establishing a measure.
Both Godwin and Myo Thant urged governments to act now in order to stem
the economic costs of an even larger epidemic.
``I strongly believe that much of the confusion in policymakers' minds
... has to do with the fact that they do not perceive the HIV/AIDS epidemic
to be a problem in serious need of their attention,'' Godwin said. ``If they
do not act to respond effectively ... and ... urgently it will be at the
peril of their nations' hard-won increases in human development.
``How many countries are prepared to throw away five or 10 years of human
development, just because HIV/AIDS seems to be too insignificant, too
difficult or too sensitive to handle?''
Burmese Students Urge SLORC to Release Leader
BANGKOK, Sept 17 (Reuter) - Burmese dissident students in exile on
Sunday demanded that Burma's ruling State Law and Order Restoration Council
(SLORC) hold talks with opposition leader Aung San Suu Kyi and release a
student leader detained six years ago.
``We would like to urge the international community to join us to demand
for the unconditionally release of Min Ko Naing and all political prisoners
in Burma,'' the All Burma Students' Democratic Front said in a statement
given to Reuters on Sunday.
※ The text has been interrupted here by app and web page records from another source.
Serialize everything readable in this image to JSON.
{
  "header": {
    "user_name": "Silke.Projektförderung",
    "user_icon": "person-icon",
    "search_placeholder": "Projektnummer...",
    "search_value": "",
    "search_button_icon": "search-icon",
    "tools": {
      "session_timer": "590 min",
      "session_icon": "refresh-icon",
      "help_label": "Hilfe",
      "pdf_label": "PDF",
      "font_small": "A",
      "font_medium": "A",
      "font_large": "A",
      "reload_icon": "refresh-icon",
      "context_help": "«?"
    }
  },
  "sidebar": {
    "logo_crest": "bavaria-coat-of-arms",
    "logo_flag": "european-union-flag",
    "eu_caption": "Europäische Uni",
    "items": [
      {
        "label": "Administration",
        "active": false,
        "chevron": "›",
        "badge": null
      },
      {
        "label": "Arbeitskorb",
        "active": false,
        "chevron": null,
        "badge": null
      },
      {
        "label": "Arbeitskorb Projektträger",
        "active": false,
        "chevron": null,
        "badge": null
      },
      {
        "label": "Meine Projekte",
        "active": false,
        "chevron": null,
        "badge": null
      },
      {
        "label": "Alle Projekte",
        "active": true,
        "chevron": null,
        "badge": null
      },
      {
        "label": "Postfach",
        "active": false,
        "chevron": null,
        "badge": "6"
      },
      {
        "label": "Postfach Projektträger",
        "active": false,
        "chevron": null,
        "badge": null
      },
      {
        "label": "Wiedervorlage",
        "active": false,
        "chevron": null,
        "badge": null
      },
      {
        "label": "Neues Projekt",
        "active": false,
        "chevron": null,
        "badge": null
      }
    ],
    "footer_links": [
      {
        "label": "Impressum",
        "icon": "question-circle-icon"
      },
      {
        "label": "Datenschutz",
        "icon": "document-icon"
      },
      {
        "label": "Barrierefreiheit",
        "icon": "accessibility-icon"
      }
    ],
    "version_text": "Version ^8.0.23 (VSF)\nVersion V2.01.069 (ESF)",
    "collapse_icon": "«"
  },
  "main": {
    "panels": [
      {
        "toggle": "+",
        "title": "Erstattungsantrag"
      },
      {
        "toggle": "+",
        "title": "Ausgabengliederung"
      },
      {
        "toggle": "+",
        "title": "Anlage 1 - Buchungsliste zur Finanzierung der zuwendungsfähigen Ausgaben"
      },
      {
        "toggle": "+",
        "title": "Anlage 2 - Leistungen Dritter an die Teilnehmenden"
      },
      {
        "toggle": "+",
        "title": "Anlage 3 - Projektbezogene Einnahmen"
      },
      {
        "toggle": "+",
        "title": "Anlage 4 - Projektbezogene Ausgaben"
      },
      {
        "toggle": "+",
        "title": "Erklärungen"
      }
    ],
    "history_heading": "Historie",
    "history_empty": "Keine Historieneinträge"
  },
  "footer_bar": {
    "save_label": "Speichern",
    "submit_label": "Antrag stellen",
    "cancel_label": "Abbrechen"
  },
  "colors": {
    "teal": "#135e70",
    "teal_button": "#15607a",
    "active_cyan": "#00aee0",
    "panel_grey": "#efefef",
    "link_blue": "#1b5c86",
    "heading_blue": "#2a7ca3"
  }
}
It also demanded that the country's military rulers hold talks with Aung
San Suu Kyi.
SLORC took power in September, 1988, and the miitary crushed a nationwide
SLORC later rounded up and detained thousands of political prisoners,
including Aung San Suu Kyi, the 1991 Nobel Peace Prize winner, who was freed
from house arrest in July.
The student group said more than 3,000 political prisoners were still in
Ming Ko Naign, 33, was the student leader from Rangoon University who led
the mass protests against the military. He was arrested in March, 1989, and
sentenced to 20 years in jail.